The dogs come from a variety of situations.
“Two of our others came from a hoarder, two came from a puppy mill and were horribly abused, and the other two were owner surrendered after giving multiple births for reasons that most pet owners would not even consider a reason to give up their senior companions,” Call said.
It’s those potential complications that keep many people from considering older animals, she said.
“At the shelters, the most euthanizations are pit bulls, Chihuahuas, cats and seniors,” she said. “People don’t want to deal with a senior pet maybe peeing themselves now and then or needing medicine. We’re up front with people about what challenges the dogs might face. People don’t want to adopt senior dogs because they’re afraid they might have issues. We work with people on training and understanding the needs of senior pets. They deserve to live out their days in comfort.”
Call has always had senior pets.
“I had Jack, who was my muse for Underdog, and he died at 15 from kidney failure,” she said. “This might sound silly, but I felt like I was cheating on him if I adopted someone else, so I’ve fostered.”
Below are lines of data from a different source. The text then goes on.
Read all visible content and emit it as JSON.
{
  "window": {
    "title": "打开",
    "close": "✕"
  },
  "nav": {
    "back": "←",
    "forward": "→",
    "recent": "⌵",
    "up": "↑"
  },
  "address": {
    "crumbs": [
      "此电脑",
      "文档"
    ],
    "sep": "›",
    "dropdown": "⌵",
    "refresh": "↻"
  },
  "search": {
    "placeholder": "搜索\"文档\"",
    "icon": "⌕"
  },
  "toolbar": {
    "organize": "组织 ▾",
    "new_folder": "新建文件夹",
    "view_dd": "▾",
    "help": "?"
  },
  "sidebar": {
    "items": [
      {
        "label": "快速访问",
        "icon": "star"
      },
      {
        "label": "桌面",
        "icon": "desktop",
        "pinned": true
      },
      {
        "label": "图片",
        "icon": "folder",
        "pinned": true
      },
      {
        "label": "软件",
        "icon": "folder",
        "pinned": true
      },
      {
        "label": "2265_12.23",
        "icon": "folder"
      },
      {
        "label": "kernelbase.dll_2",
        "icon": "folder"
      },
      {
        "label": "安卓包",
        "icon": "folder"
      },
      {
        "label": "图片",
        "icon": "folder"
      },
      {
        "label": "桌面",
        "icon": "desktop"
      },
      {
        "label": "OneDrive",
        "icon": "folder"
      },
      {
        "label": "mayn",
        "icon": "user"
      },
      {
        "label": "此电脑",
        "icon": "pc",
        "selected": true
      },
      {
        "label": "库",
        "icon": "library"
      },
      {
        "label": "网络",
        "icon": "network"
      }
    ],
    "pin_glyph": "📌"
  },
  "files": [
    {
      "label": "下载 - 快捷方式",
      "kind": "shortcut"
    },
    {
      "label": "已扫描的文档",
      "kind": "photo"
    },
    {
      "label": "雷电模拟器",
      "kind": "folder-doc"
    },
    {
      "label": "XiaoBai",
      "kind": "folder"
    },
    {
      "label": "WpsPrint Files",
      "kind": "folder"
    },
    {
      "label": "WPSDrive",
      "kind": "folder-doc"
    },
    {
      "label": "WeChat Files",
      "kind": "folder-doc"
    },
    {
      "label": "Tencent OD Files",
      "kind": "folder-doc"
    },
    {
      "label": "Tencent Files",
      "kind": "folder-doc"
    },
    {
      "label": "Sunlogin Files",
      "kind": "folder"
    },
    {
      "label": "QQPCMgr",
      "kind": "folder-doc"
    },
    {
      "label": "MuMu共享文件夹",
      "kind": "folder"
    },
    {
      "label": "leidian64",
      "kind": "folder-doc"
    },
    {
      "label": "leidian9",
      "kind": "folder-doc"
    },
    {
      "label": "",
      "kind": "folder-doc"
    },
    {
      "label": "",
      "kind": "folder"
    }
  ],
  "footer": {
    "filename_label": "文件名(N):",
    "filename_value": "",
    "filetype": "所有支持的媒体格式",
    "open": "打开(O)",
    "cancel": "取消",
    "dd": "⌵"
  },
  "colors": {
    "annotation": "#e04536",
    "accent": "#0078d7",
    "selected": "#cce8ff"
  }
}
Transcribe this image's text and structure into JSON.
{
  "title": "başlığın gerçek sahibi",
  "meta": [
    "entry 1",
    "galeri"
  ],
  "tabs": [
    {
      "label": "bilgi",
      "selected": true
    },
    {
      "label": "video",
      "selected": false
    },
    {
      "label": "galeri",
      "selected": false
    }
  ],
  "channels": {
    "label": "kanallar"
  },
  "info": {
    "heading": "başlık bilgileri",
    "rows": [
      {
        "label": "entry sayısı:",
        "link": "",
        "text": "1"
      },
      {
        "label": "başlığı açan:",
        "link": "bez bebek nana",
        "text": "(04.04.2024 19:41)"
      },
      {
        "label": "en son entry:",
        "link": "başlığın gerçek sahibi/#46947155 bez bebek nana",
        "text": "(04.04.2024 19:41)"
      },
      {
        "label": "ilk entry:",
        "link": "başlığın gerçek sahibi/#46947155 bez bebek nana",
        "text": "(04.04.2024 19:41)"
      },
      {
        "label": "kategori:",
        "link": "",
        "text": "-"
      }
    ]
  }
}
Call would like to add cats to Underdog Animal Society’s roster, but constraints such as money, number of available foster families and the territorial nature of cats mean the organization is focusing on dogs, at least for now.
“We’re not really contacted about cats,” she added. “There are so many cats because people don’t spay or neuter.”
Dogs get medical attention while they are being fostered, she said.
“All of our dogs get updated on shots, spayed/neutered and temperament tested and receive the medications they need while with us,” Call said. “Our adoption/foster process includes doing vet checks, an application process and a home check plus an adoption fee, although we do offer 25 percent (discount) for seniors who would like to adopt. Our current dogs are all available for $75 each.”
November is Senior Pet Month, she said, so Underdog Animal Society will offer a 50 percent discount that month for approved applicants.
Doggy Day Extravaganza
On Oct. 29, Underdog will host Doggy Day Extravaganza from 10 a.m. to 4 p.m. at Hiller Park in Biloxi. The pet- and family-friendly event will include a best in contest event for dogs, paw painting, weiner dog races, tiny toy carnival games and trick or treating for children and dogs. Participants are asked to take a new dog toy to be donated to a local rescue.